VIENNA (Reuters) - The United Nations nuclear watchdog chief said on Monday there were indications of "activities" taking place at an Iranian military site which his inspectors want to visit as part of an investigation into Iran's nuclear program.
Yukiya Amano, director general of the International Atomic Energy Agency, did not give details about what may be occurring at Parchin nor say whether it could be an attempt to conceal any evidence ahead of a possible IAEA visit.
The Vienna-based U.N. agency asked for access to Parchin during two rounds of talks with Iran earlier this year, but the request was not granted.
"We have some indication that activities are ongoing at the Parchin site. It makes us believe that going there sooner is better than later," Amano told a news conference.
His comments confirmed comments made by IAEA-accredited diplomats to Reuters last week, with one referring to reports "we have heard about possible sanitation" of the Parchin facility that he called "very concerning."
Last year's IAEA report laid bare a trove of intelligence pointing to research activities in Iran relevant for developing the means and technologies needed to assemble nuclear weapons, should it decide to do so.
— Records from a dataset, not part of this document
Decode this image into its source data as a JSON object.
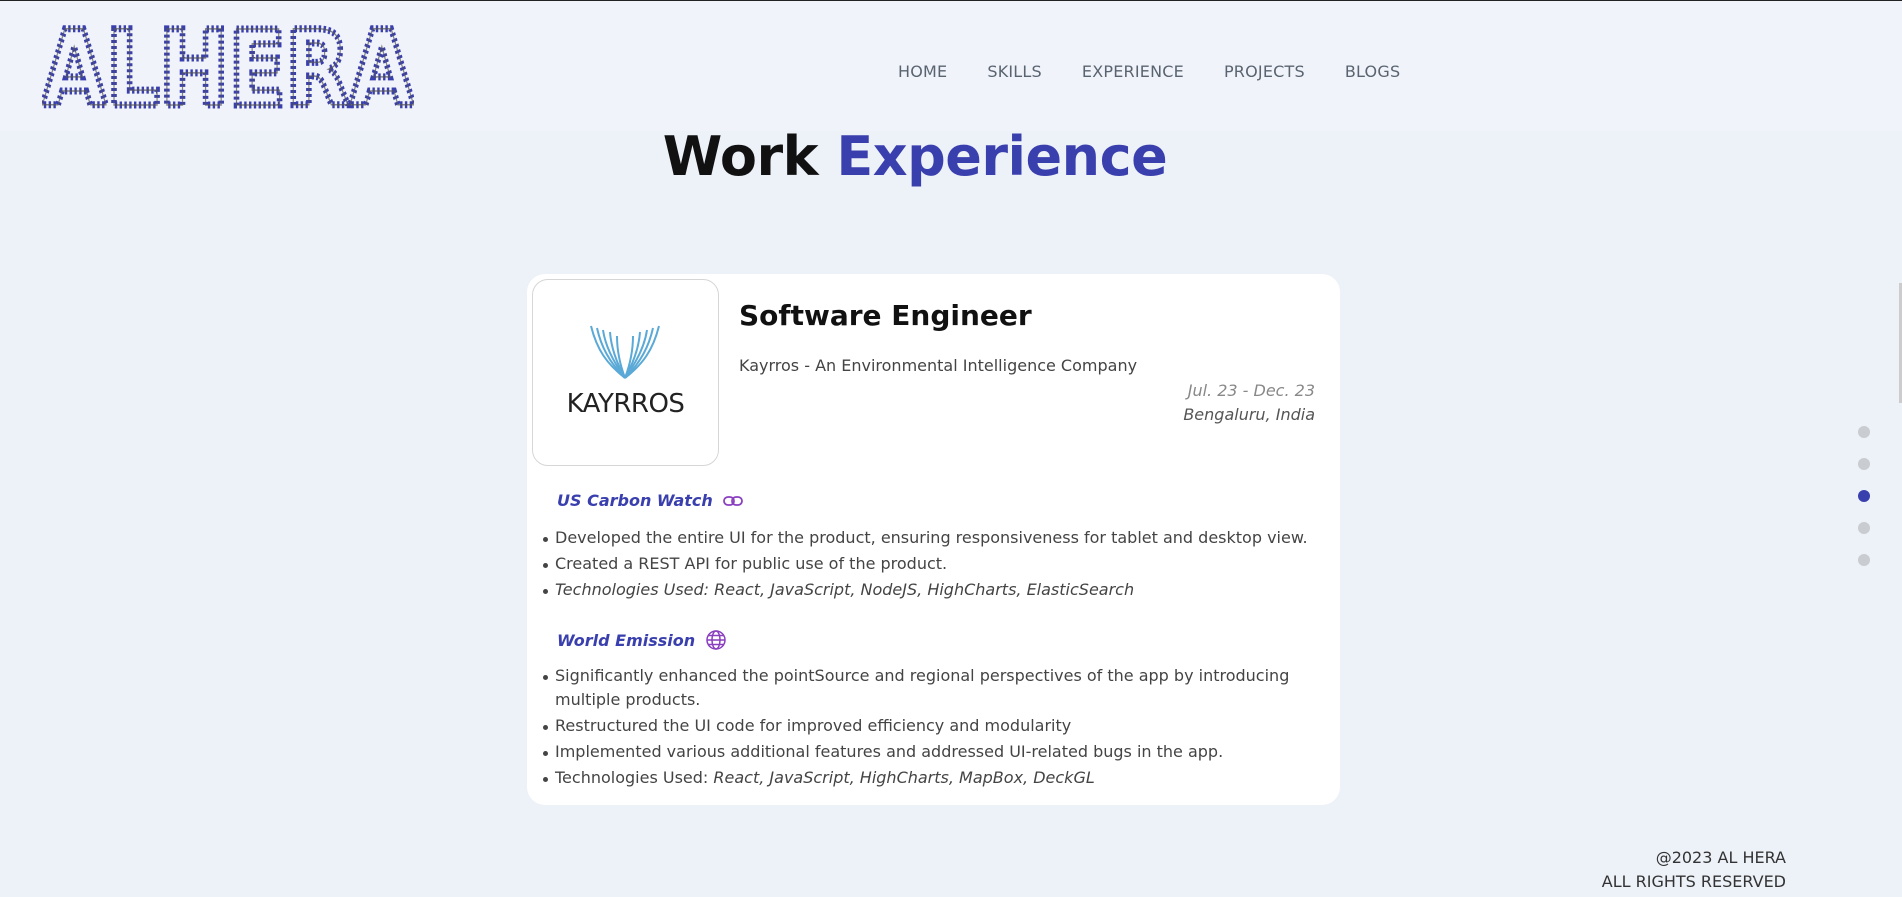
{
  "brand": {
    "logo_text": "ALHERA"
  },
  "nav": {
    "items": [
      "HOME",
      "SKILLS",
      "EXPERIENCE",
      "PROJECTS",
      "BLOGS"
    ]
  },
  "section": {
    "title_part1": "Work",
    "title_part2": "Experience"
  },
  "experience": {
    "job_title": "Software Engineer",
    "company": "Kayrros - An Environmental Intelligence Company",
    "company_logo_text": "KAYRROS",
    "dates": "Jul. 23 - Dec. 23",
    "location": "Bengaluru, India",
    "projects": [
      {
        "name": "US Carbon Watch",
        "icon": "link-icon",
        "bullets": [
          "Developed the entire UI for the product, ensuring responsiveness for tablet and desktop view.",
          "Created a REST API for public use of the product.",
          "Technologies Used: React, JavaScript, NodeJS, HighCharts, ElasticSearch"
        ]
      },
      {
        "name": "World Emission",
        "icon": "globe-icon",
        "bullets": [
          "Significantly enhanced the pointSource and regional perspectives of the app by introducing multiple products.",
          "Restructured the UI code for improved efficiency and modularity",
          "Implemented various additional features and addressed UI-related bugs in the app."
        ],
        "tech_label": "Technologies Used:",
        "tech_list": "React, JavaScript, HighCharts, MapBox, DeckGL"
      }
    ]
  },
  "page_dots": {
    "count": 5,
    "active_index": 2
  },
  "footer": {
    "line1": "@2023 AL HERA",
    "line2": "ALL RIGHTS RESERVED"
  },
  "colors": {
    "accent": "#3a3fae",
    "background": "#edf1f8",
    "text": "#333333"
  }
}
One key finding was information that Iran had built a large containment chamber at Parchin southeast of Tehran in which to conduct high-explosives tests that the IAEA said are "strong indicators of possible weapon development."
Amano also confirmed that Iran, instead of Parchin, had offered access to another site mentioned in an IAEA report in November that pointed to a nuclear weapons agenda in the Islamic state.
Diplomats told Reuters last week that Iran had made a last-minute offer, during talks in Tehran last month, of a visit to a site in Marivan but that this had been turned down by the IAEA.
Amano said the IAEA team, led by the agency's global chief of inspections, only learnt about the alternative site a few hours before it was due to leave Tehran. "With that we cannot do a serious job. That is why we didn't go to Marivan," he said.
Iran says its nuclear program is entirely peaceful and rejects allegations of planned weapons as forged and baseless.
(Reporting by Fredrik Dahl; Editing by Mark Heinrich)